Add the two spoons of peanut butter and mix well with the fork to combine.
Add in your oats a little bit at a time, mixing well until it’s all combined. If your bananas are on the small side you may not need to use all of the oats.
Spoon a little bit of the mixture into each muffin hole (to around 1cm depth) until all 12 holes are filled.
Place in the oven for 5-10 minutes until gently browned on top.
Remove from the oven and leave to cool before eating, or transferring to a tub in the fridge for storage for up to three days (not that they will last that long!).
I’ve added some chocolate chips to this mix and sprinkled some dessicated coconut on top as a variation.
It’s quite easy to alter the portions depending on how many black bananas you have. Just remember that one banana requires 225g of oats and one spoon of peanut butter.
I’ve made quite a lot of batches of banana oat cookies lately, and have been mixing it up a fair bit, as they’re so versatile and lend themselves to a variety of flavours. Adding some chocolate chips is a less healthy favourite in our house.

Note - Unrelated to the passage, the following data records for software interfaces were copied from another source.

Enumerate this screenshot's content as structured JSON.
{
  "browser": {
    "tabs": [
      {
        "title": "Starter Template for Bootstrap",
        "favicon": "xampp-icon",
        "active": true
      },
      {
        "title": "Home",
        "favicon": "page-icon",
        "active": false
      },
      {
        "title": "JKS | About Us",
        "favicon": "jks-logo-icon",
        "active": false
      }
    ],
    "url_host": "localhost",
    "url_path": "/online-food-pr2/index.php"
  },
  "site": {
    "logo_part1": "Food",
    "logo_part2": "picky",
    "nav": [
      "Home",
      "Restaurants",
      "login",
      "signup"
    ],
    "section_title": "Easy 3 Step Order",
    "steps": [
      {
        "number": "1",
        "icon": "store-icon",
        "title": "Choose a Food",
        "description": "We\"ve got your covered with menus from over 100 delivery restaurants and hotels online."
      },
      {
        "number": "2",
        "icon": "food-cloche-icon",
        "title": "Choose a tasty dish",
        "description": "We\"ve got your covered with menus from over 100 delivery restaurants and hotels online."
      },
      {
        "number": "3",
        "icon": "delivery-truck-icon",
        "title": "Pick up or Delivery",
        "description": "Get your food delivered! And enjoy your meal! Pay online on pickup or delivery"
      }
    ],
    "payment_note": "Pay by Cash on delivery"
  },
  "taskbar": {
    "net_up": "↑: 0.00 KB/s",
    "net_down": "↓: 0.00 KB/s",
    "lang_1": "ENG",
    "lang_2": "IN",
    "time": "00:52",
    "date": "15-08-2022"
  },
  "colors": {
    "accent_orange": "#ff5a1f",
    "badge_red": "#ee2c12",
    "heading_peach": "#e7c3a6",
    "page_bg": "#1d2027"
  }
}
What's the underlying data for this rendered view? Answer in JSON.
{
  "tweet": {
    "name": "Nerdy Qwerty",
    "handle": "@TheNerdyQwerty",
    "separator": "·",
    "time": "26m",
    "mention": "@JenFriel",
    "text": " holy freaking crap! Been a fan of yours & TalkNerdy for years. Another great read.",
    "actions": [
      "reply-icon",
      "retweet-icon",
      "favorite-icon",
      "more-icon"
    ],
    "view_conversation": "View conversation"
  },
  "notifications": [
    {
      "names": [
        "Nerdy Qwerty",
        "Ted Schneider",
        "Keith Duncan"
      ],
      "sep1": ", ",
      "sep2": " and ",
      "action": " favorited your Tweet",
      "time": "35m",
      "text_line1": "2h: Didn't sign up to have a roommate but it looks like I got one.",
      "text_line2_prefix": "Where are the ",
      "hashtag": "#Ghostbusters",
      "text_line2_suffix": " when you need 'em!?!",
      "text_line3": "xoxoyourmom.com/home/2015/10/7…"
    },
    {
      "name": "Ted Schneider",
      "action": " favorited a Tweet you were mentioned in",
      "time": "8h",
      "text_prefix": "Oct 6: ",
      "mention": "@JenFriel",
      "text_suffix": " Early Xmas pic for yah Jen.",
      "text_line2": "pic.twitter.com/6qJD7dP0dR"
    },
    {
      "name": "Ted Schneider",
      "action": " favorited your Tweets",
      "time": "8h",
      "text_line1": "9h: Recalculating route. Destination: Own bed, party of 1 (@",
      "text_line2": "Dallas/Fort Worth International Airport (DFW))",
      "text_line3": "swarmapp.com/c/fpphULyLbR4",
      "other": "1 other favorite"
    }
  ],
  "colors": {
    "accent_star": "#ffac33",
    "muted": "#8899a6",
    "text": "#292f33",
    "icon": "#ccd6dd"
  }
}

Alternatively, some raisins or chopped up dates are pretty yummy. A half tea-spoon of cinnamon would add another tasty twist, or some dessicated coconut. Varying the type of nut butter would also change up the taste. The possibilities are endless!
If you don’t have any oats or peanut butter to hand, but have black bananas you can pop your bananas in the freezer until you need them. Pop them in whole, with the skin still on – once you defrost them they will be very mushy but that’s what you want for this recipe! Here’s a handy article about everything you could ever need to know about freezing bananas.
I hope you enjoy these banana oat cookies! Looking for others ways to use up black bananas? Try this dairy free banana ice-cream – ready in 5 minutes!